Saturday, September 6, 2008

September 6th

The story starts three years ago on a cool September night in the desert. If I were given the opportunity, I would tell her to wear something other than her brown peasant skirt. I would try to explain how this night would occupy her every thought for the majority of the next few years, how it would likely change her life. It doesn't matter, because she wouldn't have listened to me anyway. She loved that brown skirt. She would tell me that it made her feel like Joan Baez and reminded her of San Francisco. Her hair was long, her eyes were wide, and she was living life on her own terms, although she wasn't quite sure what they were just yet.

Her life as she knew it was just beginning. The night was idyllic and warm. She was young and alive and determined to experience the fullness of whatever life threw at her.

I am still amazed at her ease with herself. She was sitting on the floor, shoes long ago abandoned near the front door, her legs curled underneath her. Her tanned, dirty feet peeked out from under her brown skirt. Playing cards were strewn about her. Her hair was the color of coffee, her eyes the color of chocolate. I imagine that she must have smiled as he introduced himself, even as she stifled a laugh at their clumsy handshake. He was standing and she was still on the floor. Later that night, she would obsess about that greeting, wondering if anyone had noticed her momentary inelegance.

And it was as simple as that. No sort of indication that the meeting would be earth-shattering or life-altering. Just another new face in a never-ending line of strangers. She felt the winds changing and saw the stormclouds rolling in, but didn't see any cause for alarm.

Everything was vague and undefined. She was unable to voice all the questions running through her mind. She was dancing in a fog, never once fearing the final outcome. Young and invincible, she remembered and believed every word he spoke.

She was waiting for the dawn. The uncertainty was unfamiliar; she was wholly unaccustomed to self-doubt. She remembers these times in song lyrics, shy glances, parroted jokes, movie quotes, restaurants, park benches. Most of all, she remembers them in writing. Letters which seemed to tie the two together, creating a fine silver spiderweb which stretched back and forth across the globe. Anxious e-mails, feigning casual indifference.
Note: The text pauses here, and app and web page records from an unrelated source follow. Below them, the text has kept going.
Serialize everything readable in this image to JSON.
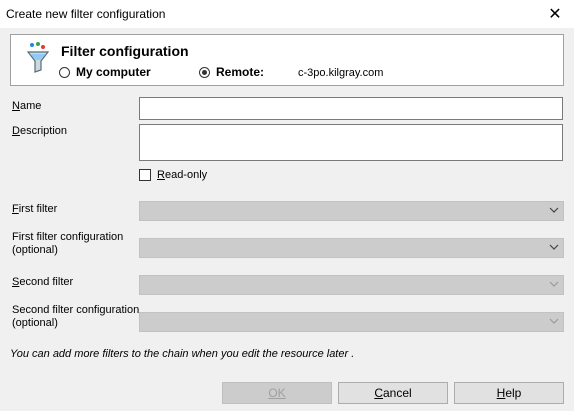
{
  "window": {
    "title": "Create new filter configuration",
    "close_icon": "close-icon"
  },
  "header": {
    "title": "Filter configuration",
    "icon": "funnel-icon",
    "radio_my_computer": "My computer",
    "radio_remote": "Remote:",
    "remote_host": "c-3po.kilgray.com",
    "selected": "remote"
  },
  "form": {
    "name_label": "Name",
    "name_value": "",
    "description_label": "Description",
    "description_value": "",
    "readonly_label": "Read-only",
    "readonly_checked": false,
    "first_filter_label": "First filter",
    "first_filter_value": "",
    "first_filter_config_label_1": "First filter configuration",
    "first_filter_config_label_2": "(optional)",
    "first_filter_config_value": "",
    "second_filter_label": "Second filter",
    "second_filter_value": "",
    "second_filter_config_label_1": "Second filter configuration",
    "second_filter_config_label_2": "(optional)",
    "second_filter_config_value": ""
  },
  "note": "You can add more filters to the chain when you edit the resource later .",
  "buttons": {
    "ok": "OK",
    "cancel": "Cancel",
    "help": "Help"
  },
  "colors": {
    "panel_bg": "#ffffff",
    "dialog_bg": "#f0f0f0",
    "combo_disabled": "#cccccc"
  }
}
These years are well-documented in her seven journals, as she feverishly scribbled secrets, speculations, and souvenirs from these times.

The waiting and the distance were exciting and agonizing. She was a girl who loved a challenge, and was determined not to fail. Her feelings never took a backseat to her sense of competition, but the tenacity helped sustain her sentiments.

She was perceptive and self-deceiving. She saw each blow before it came, but was unwilling to surrender. She believed in this connection and would cling to it until the bitter end. She once told me that she would "wait until we go down in flames, just to know that the waiting was worth all the pain."

She would recount each beautiful memory, but they are flat and senseless without the music, the smells, the places, and the people that accompanied them. She would write volumes on each detail if she thought that it would make you understand. She tried to perfect every word, every phrase, until she realized that the more she analyzed, the more magic she sacrificed. As she paraded about with her descriptions, the glitter fell from her hair, the sequins from her dress.

The nearly weightless thread that had connected them was not powerful enough. It grew old and frail, slowly disintegrating before her disbelieving eyes.

She stood facing him for longer than she should have. She felt silly and worthless, but hoped against hope that he would speak, that he would tell her it had all been some furtive error and that she has been right all along. She waited until her heart hurt and her eyes burned with tears. She waited until she couldn't wait any longer.

She waited because she knew exactly what she would do when she finally stopped waiting.

She packed her bags carefully, folding each faded cloth and tucking it gently into her tattered suitcase, throwing away anything that would weigh her down on the rest of her journey.

She walked away, her heels tapping a resolute rhythm on the bare floor. Her eyes were dry and she never looked back.

1 comment:

Anonymous said...

this is beautiful. -ag